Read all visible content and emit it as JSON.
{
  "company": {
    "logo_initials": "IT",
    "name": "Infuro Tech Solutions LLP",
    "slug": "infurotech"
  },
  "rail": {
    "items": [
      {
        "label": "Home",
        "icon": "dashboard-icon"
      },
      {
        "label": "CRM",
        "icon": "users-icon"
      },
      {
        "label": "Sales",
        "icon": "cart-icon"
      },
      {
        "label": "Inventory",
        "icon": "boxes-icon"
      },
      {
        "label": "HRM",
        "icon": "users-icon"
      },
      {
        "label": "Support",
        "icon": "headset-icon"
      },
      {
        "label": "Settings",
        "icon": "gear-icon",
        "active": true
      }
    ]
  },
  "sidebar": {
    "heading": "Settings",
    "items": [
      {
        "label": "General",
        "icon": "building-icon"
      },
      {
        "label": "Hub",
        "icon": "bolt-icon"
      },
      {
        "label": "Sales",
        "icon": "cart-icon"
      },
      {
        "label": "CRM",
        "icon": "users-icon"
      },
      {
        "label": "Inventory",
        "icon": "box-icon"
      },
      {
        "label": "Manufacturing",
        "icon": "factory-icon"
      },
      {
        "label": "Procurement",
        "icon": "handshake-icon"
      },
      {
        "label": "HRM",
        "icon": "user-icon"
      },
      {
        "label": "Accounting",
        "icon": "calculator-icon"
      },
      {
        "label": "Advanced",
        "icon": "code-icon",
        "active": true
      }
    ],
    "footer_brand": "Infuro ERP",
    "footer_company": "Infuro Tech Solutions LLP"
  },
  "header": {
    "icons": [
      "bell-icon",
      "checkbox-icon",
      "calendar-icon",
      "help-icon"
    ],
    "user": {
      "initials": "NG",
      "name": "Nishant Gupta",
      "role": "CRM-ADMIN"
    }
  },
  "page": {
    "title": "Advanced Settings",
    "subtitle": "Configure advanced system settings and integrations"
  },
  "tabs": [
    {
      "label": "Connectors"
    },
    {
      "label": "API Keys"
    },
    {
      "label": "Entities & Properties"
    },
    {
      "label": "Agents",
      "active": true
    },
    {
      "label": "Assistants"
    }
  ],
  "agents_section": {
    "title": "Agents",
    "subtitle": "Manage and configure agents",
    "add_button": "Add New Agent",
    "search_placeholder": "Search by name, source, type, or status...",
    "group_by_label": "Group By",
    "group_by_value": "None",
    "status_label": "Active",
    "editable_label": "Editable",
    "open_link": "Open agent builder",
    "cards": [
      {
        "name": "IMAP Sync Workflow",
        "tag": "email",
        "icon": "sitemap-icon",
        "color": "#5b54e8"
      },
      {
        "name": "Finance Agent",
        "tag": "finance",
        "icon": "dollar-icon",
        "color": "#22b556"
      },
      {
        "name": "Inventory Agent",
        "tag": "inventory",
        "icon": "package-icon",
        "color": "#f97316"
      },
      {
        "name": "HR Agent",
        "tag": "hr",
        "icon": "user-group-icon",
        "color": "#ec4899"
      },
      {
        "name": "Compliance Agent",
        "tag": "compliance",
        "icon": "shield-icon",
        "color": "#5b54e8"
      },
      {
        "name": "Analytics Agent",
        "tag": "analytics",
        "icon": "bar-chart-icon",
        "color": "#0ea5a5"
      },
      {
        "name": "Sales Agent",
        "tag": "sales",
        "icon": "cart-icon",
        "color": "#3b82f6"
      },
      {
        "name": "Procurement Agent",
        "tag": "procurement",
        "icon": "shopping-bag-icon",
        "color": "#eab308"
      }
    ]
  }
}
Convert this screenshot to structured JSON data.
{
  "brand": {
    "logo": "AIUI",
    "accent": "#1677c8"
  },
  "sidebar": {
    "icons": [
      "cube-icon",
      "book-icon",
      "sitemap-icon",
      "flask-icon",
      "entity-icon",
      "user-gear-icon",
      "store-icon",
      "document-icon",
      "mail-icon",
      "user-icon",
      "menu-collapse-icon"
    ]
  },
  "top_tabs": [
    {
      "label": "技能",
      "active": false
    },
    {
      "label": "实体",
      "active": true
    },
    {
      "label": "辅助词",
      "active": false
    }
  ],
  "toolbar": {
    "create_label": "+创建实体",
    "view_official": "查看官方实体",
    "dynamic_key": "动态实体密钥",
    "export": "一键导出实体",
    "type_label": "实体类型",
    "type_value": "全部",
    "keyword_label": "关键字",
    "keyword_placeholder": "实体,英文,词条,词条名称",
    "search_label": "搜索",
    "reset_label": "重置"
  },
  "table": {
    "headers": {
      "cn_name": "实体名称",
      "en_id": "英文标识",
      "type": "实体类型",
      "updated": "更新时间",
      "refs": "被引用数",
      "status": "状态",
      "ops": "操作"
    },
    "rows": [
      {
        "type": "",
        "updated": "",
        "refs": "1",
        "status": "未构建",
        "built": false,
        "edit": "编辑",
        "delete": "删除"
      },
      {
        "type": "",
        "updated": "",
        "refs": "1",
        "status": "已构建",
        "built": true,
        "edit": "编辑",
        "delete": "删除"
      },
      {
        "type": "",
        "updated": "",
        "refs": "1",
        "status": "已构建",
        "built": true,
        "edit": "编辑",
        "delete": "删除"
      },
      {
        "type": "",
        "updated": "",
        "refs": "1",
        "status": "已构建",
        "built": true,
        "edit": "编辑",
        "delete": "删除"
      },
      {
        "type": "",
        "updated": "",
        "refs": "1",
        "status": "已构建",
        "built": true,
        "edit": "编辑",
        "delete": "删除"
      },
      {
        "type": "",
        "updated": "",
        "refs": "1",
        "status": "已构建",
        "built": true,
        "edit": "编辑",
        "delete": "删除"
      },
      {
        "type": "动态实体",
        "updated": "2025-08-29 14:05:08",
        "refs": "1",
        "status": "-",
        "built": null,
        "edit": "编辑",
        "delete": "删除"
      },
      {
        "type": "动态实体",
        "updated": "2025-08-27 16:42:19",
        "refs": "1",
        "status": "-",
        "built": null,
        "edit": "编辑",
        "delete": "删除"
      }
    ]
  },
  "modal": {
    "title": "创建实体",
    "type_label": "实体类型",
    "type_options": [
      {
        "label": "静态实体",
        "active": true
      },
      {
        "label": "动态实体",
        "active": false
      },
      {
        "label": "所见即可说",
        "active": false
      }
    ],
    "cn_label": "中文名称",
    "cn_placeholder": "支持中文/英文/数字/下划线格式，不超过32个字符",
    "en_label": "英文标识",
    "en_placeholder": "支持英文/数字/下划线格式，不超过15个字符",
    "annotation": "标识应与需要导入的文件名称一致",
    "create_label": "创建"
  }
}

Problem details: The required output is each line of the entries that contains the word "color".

Completed task:
        "color": "#5b54e8"
        "color": "#22b556"
        "color": "#f97316"
        "color": "#ec4899"
        "color": "#5b54e8"
        "color": "#0ea5a5"
        "color": "#3b82f6"
        "color": "#eab308"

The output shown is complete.